FAQs

Please let us know if you have any other questions about behavior change or about Big Yellow Cab. We’d be happy to answer them.

 

Q. What is a behavior change program?

A. It’s a program designed for a population (and not only those who are ready to change a behavior). The basis of our programs come from peer reviewed research and evidence based behavioral models which have been shown to be effective in predicting behavior and as a guide to change behavior over hundreds of different applications.

 

Q. Do you measure outcomes? How do you measure the effectiveness of your programs?

A. Yes, we do. We are numbers driven and we measure the effectiveness of our efforts by a number of criteria.

  • The percentage of participants who adopted the desired behavior
  • The strength of the motivation of participants
  • The effectiveness of the deployment channels

We also use a qualitative measure to guide us. Did the program address a behavior that’s important?

 

Q. Are you different from ad agencies and marketing firms? How so?

A. Marketing is the last in a long sequence of events for an organization and Big Yellow Cab is concerned with what occurs long before that stage: identifying markets, finding opportunities and developing products and services. Furthermore, the nearly exclusive focus of advertising agencies and marketing firms is awareness and not behavior change. But when it comes to eliciting a change in behavior in a population awareness is only the first step in the process. The chart below illustrates the difference between the two.

Category of behavior

Awareness Intention Action

What does it?

Ad agencies & communications firms Behavior change firms Behavior change firms

What happens?

People receive the information People make a decision to act People take the desired action

What results from the effort?

The information usually fails to be translated into a plan of action (unless other mechanisms are in place to pull the person through to intention and action) The behavior is understood in the context of their own lives and the preparation to act begins The barriers (many of them difficult to see) were identified and reduced through the strategy and the behavior change design so that the behavior can occur

These, of course, are not the only differences. Ad agencies usually recommend the same course of action, a campaign, regardless of what the problem is. Campaigns are also very expensive. All our programs and services basically deliver a readiness to adopt the desired behavior—and usually do so for far less money than a typical ad campaign.  

 

Q. How are you different from other behavior change firms?

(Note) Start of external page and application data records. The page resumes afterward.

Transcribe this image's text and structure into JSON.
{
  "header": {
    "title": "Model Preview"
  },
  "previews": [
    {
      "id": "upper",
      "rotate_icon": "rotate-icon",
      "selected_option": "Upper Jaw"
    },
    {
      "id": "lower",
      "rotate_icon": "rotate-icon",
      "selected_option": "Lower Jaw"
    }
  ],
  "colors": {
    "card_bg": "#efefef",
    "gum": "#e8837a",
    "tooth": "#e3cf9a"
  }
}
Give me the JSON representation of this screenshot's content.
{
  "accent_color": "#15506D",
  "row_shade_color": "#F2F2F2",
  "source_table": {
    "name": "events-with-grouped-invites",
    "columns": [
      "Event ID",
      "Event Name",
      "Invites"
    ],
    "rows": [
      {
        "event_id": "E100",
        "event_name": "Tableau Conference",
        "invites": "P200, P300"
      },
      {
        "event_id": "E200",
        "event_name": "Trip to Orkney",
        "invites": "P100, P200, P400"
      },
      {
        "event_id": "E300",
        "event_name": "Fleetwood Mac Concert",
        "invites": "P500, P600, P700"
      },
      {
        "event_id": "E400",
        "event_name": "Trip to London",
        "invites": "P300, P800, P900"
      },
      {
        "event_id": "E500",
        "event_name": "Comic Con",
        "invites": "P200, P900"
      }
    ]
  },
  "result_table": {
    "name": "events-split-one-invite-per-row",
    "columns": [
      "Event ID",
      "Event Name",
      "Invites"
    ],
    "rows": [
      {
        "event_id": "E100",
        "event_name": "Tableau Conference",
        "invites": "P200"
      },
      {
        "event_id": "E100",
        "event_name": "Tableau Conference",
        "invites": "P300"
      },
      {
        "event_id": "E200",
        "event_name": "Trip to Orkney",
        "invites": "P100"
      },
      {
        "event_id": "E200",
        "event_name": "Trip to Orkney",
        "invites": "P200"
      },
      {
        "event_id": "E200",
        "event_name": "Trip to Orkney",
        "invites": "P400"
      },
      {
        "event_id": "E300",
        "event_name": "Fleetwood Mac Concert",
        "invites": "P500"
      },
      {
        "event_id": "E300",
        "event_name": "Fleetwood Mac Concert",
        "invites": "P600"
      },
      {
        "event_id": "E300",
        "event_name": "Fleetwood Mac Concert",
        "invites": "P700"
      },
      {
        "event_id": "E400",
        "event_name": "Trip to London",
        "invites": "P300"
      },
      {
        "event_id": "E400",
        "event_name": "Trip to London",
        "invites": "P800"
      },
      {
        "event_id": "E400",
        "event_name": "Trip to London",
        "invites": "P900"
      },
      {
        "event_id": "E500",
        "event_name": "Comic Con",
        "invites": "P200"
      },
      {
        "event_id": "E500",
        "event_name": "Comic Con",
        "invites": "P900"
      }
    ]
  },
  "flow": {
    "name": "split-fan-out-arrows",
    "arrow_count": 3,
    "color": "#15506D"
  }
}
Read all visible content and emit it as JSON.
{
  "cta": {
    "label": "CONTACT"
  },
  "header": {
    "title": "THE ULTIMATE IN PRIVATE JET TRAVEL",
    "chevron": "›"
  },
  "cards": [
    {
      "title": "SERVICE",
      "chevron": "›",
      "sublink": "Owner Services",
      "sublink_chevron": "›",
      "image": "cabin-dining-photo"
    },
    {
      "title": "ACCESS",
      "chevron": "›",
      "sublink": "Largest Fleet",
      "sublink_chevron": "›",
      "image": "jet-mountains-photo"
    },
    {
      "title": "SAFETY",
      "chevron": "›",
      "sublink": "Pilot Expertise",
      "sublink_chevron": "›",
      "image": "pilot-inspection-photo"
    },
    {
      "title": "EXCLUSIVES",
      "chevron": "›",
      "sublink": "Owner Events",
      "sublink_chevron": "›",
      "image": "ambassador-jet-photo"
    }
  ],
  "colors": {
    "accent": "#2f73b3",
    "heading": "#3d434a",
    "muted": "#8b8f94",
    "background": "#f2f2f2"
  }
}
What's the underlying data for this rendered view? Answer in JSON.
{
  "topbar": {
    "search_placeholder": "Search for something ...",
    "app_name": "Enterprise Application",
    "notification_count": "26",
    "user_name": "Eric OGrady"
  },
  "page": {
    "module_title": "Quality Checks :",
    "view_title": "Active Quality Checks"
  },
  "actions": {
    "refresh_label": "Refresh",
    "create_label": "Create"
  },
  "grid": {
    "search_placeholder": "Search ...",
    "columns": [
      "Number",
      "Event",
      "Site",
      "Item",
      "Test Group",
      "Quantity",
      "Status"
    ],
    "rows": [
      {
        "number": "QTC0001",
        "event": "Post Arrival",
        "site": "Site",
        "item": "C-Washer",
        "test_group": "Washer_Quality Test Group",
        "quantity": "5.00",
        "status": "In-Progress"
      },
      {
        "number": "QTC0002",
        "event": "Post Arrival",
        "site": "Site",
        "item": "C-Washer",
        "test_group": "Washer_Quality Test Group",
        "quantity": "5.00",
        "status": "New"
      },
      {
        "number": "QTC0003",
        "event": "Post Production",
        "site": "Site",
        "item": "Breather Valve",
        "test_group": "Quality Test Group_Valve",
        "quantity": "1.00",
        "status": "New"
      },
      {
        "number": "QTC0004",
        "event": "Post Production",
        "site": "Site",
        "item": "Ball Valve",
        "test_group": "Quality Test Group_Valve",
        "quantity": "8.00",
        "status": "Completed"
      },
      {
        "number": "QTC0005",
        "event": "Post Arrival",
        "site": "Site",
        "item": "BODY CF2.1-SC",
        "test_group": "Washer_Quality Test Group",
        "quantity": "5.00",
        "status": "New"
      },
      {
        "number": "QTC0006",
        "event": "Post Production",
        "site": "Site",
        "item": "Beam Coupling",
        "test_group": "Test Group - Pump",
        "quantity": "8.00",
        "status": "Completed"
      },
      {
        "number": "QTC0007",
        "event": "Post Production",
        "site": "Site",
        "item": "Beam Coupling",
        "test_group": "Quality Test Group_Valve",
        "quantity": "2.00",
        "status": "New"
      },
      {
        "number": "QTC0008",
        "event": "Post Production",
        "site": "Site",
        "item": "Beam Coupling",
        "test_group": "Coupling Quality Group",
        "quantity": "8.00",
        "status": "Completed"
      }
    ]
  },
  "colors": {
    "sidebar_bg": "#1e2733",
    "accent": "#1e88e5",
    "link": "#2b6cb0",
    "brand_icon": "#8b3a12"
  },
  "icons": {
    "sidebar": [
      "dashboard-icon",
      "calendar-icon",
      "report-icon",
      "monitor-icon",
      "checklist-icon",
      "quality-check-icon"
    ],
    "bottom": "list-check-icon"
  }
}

A. Most behavior change firms are focused exclusively in the area of health and most do not develop full programs that address multiple dimensions of a behavior. We deliver fully developed programs that address behaviors in a variety of areas. We also do an analysis of the market or of the environment to see what behaviors are important to the initiative and the organization.

 

Q. What are your products or deliverables?

A. We deliver programs typically comprised of a variety of number of tools designed that, when taken together, influence behavior. For example, a program designed to help gym members stick to their exercise goals might include an assessment with a person at the gym, a number of resources for the member and structured conversations between members also trying to stick to their resolutions.

 

Q. What can I expect if I hire your service? What’s the process?

A. We length of the engagement varies according to the scope of the project but the process usually follows three steps: Discovery, Analysis and Program Development & Delivery. When we first meet with you we discuss the particulars with you before we begin so that there is an understanding of objectives and costs before you give us the green light.

 

Q. Can behavior really be changed?

A. There are limitations of course, but yes. See The History Of Behavior Change for a few examples of how behavior change programs impacted behavior.

 

Q. How do I know if my organization would benefit from a behavior change program?

A. Take a look at our Product & Services page. If any of the items there strike you as being relevant to you or if your organization has any of the experiences below behavior may be the culprit and the organization may benefit from a behavior change program.

A program or initiative fail to make the desired (and expected) impact on its participants.

A donor base fails to grow despite the importance of a cause or issue.

An effort to introduce socially beneficial behaviors (more exercise in a given population, for example) fails to live up to expectations or experiences low levels of interest among the target group.